Nov. 10, 2004

By PETER ANZOLLITTO, staff writer

A new e-mail virus that began infecting computers in the Baylor community Monday afternoon now is under control.

The "My Doom" virus first struck around 2:30 p.m. Monday and new incoming e-mails were arriving once every 15 to 20 minutes. By 5 p.m., five to 10 were arriving every second.

"The virus comes in the form of an e-mail with a link to a Web page," Tommy Roberson, manager of information technology security and server operation, said. "It infects your computer and then sends the same e-mail to everyone in your address book."

Due to the "My Doom" virus's nature and design, it spreads quickly. At Baylor, there were 12 incoming e-mail viruses between 2:30 p.m. and 5:20 p.m. Monday. At 5:30 p.m., Baylor began blocking the e-mails. Between 5:30 p.m. Monday and 3 p.m. Tuesday over 6,200 incoming e-mails were blocked. The initial infected users were taken off the Baylor network temporarily.

"What made this virus unique was that it exploited a vulnerability in Internet Explorer and looked like a legitimate e-mail," Bob Hartland, director of IT servers and networks, said.

The e-mail appeared to be sent from Ebay, Paypal or a banking institution and claimed the recipient's credit card had been charged. It also included a link, which when clicked would infect the user's computer, to "verify" information.
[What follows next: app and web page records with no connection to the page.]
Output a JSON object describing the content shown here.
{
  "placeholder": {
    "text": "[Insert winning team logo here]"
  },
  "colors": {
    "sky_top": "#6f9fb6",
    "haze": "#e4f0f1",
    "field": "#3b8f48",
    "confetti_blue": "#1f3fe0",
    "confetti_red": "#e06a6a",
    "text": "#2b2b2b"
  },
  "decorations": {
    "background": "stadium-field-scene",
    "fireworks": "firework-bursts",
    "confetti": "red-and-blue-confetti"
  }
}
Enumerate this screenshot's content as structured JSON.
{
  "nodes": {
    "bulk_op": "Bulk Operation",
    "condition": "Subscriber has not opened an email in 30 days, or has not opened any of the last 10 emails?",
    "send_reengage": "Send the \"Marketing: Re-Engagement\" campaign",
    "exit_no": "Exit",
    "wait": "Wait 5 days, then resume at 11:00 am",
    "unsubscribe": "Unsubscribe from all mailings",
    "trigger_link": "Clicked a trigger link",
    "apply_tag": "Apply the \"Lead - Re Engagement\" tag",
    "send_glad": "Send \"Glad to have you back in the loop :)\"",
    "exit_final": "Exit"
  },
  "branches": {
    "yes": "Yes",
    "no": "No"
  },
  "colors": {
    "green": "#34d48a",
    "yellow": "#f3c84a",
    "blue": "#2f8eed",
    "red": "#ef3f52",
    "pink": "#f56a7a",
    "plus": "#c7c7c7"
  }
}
The virus does no damage to PCs and did no damage to the Baylor system.

"A virus like this can cause a lot of extra traffic and is a nuisance, but doesn't really have a big impact," Hartman said.

However, this does not mean students should allow themselves to be caught off-guard.

"It appears that the virus is doing nothing to destroy data, but it could slow down your computer and there may be more components to it that we have yet to discover," Roberson said.

"The danger is that the e-mail traffic could potentially get so large that the server buckles and e-mails are either slowed or stopped all-together," Roberson said.

Because Baylor caught the problem quickly, the fraudulent e-mails were prevented from spreading. According to an e-mail sent by ITS yesterday morning Baylor has experienced an increase in e-mail viruses and spam e-mails this semester.

Roberson attributes this increase in viruses to the ease with which they can be created and recent improvements in the quality of imposter e-mails and offers some simple advice.

"You can do two things to protect yourself from viruses like this: be careful when opening e-mails you were not expecting and do not give out any personal information over e-mail ,even if it looks like a company you recognize," Roberson said. "Businesses typically do not ask personal questions over e-mail."